The Future is Bright (er, Good): Fls Can Change the World
I’ve been reading Giving 2.0 by Laura Arrillaga-Andreesen (www.giving2.com) and although she likely doesn’t follow my blog (yet), her thesis that our success as a society requires democratizing giving really resonates (in fact we built our company on the premise!). Back to the huge opportunity: what could the future look like for financial institutions? How can banks use their unique position and do more good? At Benevity, we can’t think of a more logical place to do personal giving than from where people manage their money – online banking (okay, our Spark! employee giving solution is a
logical place too, but you get the drift).
Consider this: what if your online banking experience had giving as integral element? You log into your account and there is a new tab called “Giving Account.” What can you do with it? You can set up one time or recurring donations, see all your tax receipts in one spot and even increase the impact of your donations by taking advantage of matching offers made by or through the bank. The bank can also reward you for behavior, giving you donor dollars that you can use to give to your cause of choice, for things like signing up for a new service or as appreciation for another year of patronage.
To build on this, your giving account could be filled through various means via ongoing interactions with the bank or broader financial group: users can set preferences to round up debit and credit card payments, allocate all or a percentage of loyalty rewards, opt for paperless reporting and receive an incentive reward, volunteer in return for a grant, etc.
Now you’re ready to distribute your charitable giving dollars. And perhaps you’re compelled to select certain local or national causes because the bank or one of the bank’s customers is matching your donation, effectively leveraging their corporate philanthropic dollars in a way that also creates glue with you.
Pretty compelling, huh? (And this is not as technologically complex as you might think because the integration with the bank’s systems doesn’t necessarily need to be programmatic for all of these things.)
ATBCares.com: A First for Financial Institutions

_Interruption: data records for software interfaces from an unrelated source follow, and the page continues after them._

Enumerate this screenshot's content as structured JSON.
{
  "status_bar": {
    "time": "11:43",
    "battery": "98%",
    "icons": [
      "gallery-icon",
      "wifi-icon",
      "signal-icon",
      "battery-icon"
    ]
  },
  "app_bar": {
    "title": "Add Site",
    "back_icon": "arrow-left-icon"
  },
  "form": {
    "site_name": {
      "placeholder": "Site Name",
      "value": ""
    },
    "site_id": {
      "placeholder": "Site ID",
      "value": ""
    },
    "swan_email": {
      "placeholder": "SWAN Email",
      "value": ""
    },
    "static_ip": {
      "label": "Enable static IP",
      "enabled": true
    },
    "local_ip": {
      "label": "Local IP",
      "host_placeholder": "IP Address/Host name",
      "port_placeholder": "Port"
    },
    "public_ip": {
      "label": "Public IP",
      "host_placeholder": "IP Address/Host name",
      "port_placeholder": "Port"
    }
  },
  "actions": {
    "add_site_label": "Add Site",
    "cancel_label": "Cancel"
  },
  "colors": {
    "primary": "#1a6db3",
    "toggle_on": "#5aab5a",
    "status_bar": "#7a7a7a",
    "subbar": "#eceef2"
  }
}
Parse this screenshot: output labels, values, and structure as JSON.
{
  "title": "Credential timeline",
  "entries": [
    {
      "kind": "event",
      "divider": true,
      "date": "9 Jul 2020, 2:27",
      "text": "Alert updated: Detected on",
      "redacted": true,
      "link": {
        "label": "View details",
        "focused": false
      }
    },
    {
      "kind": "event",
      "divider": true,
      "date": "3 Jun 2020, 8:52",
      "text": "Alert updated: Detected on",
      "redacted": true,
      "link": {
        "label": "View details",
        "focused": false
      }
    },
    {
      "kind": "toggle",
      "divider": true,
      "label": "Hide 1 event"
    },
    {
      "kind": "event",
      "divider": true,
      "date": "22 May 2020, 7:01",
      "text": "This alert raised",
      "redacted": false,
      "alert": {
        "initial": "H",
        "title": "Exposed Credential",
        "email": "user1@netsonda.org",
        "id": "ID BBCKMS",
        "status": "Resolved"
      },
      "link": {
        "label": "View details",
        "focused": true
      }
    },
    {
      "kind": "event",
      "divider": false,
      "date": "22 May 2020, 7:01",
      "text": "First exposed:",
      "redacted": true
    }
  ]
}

ATBCares.com is a great example of innovation in giving back by a bank inspired to engage its clients and community in changing the world. ATBCares.com is the first financial institution in North America to launch a website that enables people to give to their cause of choice – and rewards support of its corporate causes through matching. It also enables site users to give and redeem charitable gift cards. And the bank is covering all of the transaction costs…
ATBCares.com is unique because it’s an example of a financial institution that gets giving back: they want to move toward a mode of corporate philanthropy that involves their clients and community at large in citizen philanthropy.
Stay tuned for V2…
In 2012, while visions of online Giving Accounts dance in our head, we’re excited about the future of financial institutions to change the world of giving.
Disclosure: Benevity is the solution provider and software platform powering ATBCares.com